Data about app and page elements
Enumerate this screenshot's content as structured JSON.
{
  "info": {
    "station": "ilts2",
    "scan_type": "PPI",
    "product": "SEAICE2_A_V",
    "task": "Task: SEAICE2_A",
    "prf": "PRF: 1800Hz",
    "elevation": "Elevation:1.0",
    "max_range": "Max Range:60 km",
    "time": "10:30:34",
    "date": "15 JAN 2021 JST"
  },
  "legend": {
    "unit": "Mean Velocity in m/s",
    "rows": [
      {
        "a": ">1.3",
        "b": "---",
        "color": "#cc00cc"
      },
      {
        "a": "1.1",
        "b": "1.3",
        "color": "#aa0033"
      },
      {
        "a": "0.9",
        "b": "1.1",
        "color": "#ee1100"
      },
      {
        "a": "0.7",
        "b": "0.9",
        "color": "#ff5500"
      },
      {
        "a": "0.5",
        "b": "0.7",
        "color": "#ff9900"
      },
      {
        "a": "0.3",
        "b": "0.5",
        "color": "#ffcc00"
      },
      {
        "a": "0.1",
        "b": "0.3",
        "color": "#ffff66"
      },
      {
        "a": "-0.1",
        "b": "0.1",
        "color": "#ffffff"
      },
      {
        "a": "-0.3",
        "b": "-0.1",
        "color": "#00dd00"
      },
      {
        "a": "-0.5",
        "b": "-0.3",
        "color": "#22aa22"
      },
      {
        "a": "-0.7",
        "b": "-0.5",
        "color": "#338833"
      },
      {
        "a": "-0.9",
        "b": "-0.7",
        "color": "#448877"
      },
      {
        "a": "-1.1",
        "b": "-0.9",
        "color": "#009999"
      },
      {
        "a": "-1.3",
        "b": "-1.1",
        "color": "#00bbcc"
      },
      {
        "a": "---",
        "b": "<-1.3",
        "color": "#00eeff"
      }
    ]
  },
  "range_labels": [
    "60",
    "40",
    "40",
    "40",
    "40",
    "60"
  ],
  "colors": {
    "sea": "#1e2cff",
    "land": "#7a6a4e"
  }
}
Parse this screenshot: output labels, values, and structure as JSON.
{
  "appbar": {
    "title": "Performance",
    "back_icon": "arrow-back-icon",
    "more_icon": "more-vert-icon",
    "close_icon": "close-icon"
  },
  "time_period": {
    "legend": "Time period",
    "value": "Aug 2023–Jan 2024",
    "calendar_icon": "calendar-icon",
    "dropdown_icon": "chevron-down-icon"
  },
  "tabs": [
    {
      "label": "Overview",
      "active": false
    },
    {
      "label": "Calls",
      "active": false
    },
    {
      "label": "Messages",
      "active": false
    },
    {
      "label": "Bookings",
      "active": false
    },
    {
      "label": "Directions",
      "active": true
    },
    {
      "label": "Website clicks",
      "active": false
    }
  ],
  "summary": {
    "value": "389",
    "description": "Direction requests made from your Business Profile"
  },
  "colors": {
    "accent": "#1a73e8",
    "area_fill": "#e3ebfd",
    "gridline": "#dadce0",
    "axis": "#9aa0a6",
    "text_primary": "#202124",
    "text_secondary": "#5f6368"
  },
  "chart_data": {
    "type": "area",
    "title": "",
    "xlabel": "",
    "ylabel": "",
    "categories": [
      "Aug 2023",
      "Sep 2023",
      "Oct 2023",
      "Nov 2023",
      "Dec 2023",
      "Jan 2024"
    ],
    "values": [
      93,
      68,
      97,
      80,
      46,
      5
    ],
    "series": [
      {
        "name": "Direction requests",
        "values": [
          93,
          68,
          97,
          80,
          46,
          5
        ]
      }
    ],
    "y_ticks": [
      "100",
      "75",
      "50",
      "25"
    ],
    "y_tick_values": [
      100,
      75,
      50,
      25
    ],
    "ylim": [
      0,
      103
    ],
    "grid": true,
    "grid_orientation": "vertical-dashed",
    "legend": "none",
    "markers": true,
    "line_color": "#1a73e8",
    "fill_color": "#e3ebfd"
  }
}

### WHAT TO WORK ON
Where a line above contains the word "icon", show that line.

### ANSWER TO THIS PROBLEM
    "back_icon": "arrow-back-icon",
    "more_icon": "more-vert-icon",
    "close_icon": "close-icon"
    "calendar_icon": "calendar-icon",
    "dropdown_icon": "chevron-down-icon"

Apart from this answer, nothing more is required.